Working with small groups in the learning support unit, Julia Aynge is ideally placed to listen to students. But one of the major criticisms of the course is that even those who sign up to the concept may struggle to find time to put it into practice. Di Bruce is enthusiastic about the approach but points out that, in a fast-moving school, adopting a thoughtful pace is difficult. "The demands on you to listen are constant, especially if you're a manager," she says.
But she tries to use the technique. This morning, she found a child crying in the corridor. "I listened to her and tried to lead her to coming up with what she thought was the next step.
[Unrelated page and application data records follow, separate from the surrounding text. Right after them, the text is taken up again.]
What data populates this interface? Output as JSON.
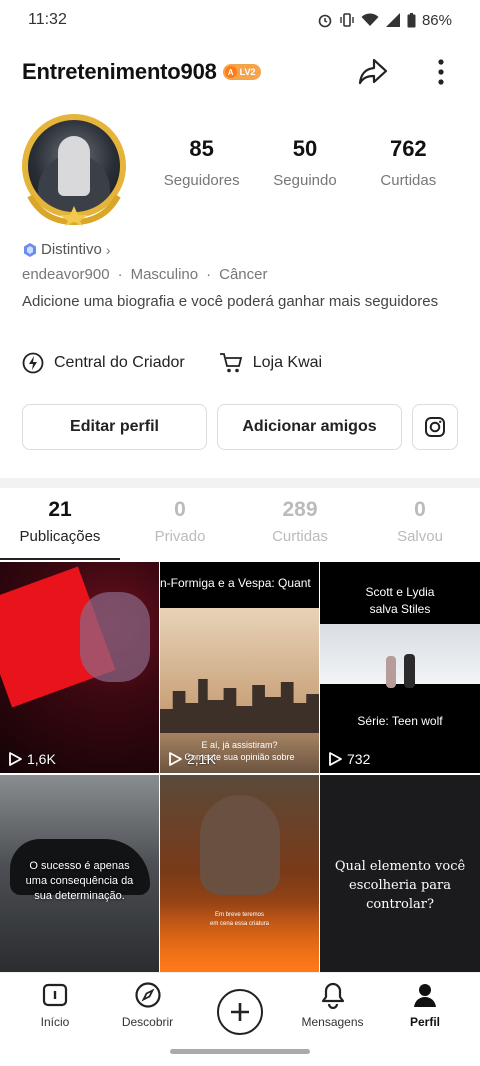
{
  "status": {
    "time": "11:32",
    "battery": "86%"
  },
  "header": {
    "username": "Entretenimento908",
    "level_badge": "LV2"
  },
  "stats": [
    {
      "value": "85",
      "label": "Seguidores"
    },
    {
      "value": "50",
      "label": "Seguindo"
    },
    {
      "value": "762",
      "label": "Curtidas"
    }
  ],
  "profile": {
    "badge_link": "Distintivo",
    "handle": "endeavor900",
    "gender": "Masculino",
    "sign": "Câncer",
    "bio": "Adicione uma biografia e você poderá ganhar mais seguidores"
  },
  "shortcuts": {
    "creator_center": "Central do Criador",
    "shop": "Loja Kwai"
  },
  "buttons": {
    "edit_profile": "Editar perfil",
    "add_friends": "Adicionar amigos"
  },
  "tabs": [
    {
      "count": "21",
      "label": "Publicações"
    },
    {
      "count": "0",
      "label": "Privado"
    },
    {
      "count": "289",
      "label": "Curtidas"
    },
    {
      "count": "0",
      "label": "Salvou"
    }
  ],
  "posts": [
    {
      "views": "1,6K"
    },
    {
      "top_text": "n-Formiga e a Vespa: Quant",
      "caption": "E aí, já assistiram?\nComente sua opinião sobre",
      "views": "2,1K"
    },
    {
      "title": "Scott e Lydia\nsalva Stiles",
      "series": "Série: Teen wolf",
      "views": "732"
    },
    {
      "quote": "O sucesso é apenas\numa consequência da\nsua determinação."
    },
    {
      "small_caption": "Em breve teremos\nem cena essa criatura"
    },
    {
      "question": "Qual elemento você\nescolheria para\ncontrolar?"
    }
  ],
  "nav": [
    {
      "label": "Início",
      "icon": "home-icon"
    },
    {
      "label": "Descobrir",
      "icon": "compass-icon"
    },
    {
      "label": "",
      "icon": "plus-icon"
    },
    {
      "label": "Mensagens",
      "icon": "bell-icon"
    },
    {
      "label": "Perfil",
      "icon": "person-icon"
    }
  ],
  "colors": {
    "accent_gold": "#e5b43a",
    "badge_orange": "#f5a44a",
    "badge_blue": "#6a8df0"
  }
}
Before, I would have listened, then told her what I was going to do next." Staff are advised in the course that if they do not have time to listen, they should make an appointment with the pupil, or a referral.
But if the introduction of a listening culture at Kidbrooke has changed staff-student relationships, it has also changed staffroom culture. Inevitably, in the course of the training, staff have got to know each other better. "You can know people on a greeting-in-the-morning level, but you really don't know much about them," says Sue Davidson. Some staff have set up informal one-to-one listening sessions.
While most of the children directly affected by the student deaths at Kidbrooke have moved on, those who remain require different kinds of help. With one pupil in two entitled to free school meals, almost as many having special educational needs and 43 per cent coming from ethnic minorities - many of them refugees - there is, acknowledges headteacher Tricia Jaffe, a lot of social need. "There's an amazing richness in the roll call of countries, but it also brings issues," she says. "There's a lot of dislocation around here for families, which affects children's ability to approach learning."
Tricia Jaffe says the listening programme has permeated school culture. "There's a different ethos," she says. "I certainly find youngsters much more able to explain themselves and I think that comes from the listening, from being given space."
The listening project, staff have realised, may also address children's academic performance. Di Bruce undertook the training early on and was struck by how useful it could be across the board. "I saw early on that it had huge potential for turning Kidbrooke into a listening school academically, as well as pastorally," she says. "Until, then, we hadn't really encouraged students to be active listeners. But if we can teach them to listen more actively, their level of achievement will shoot up."
GCSE results at the school have gone up from 13 per cent gaining five A*-Cs five years ago, to 27 per cent last year - when 95 per cent of pupils gained at least one graded GCSE. The school now holds academic tutoring days three times a year, and staff use their reflective listening skills to help students set their own targets, rather than handing them down from on high. "We're no longer giving solutions," says Tricia Jaffe. "We're trying to enable students to work out what they do, make school a place where they can gain pride and self-esteem."
The School Counselling Trust is running a one-day workshop with Christchurch Canterbury, University College on July 6. Listening for Results - on improving student performance through a structured approach to listening to students - will take place at the Salomons Institute, Tunbridge Wells, cost pound;85. For more details contact Peter Hudson on 020 8674 6999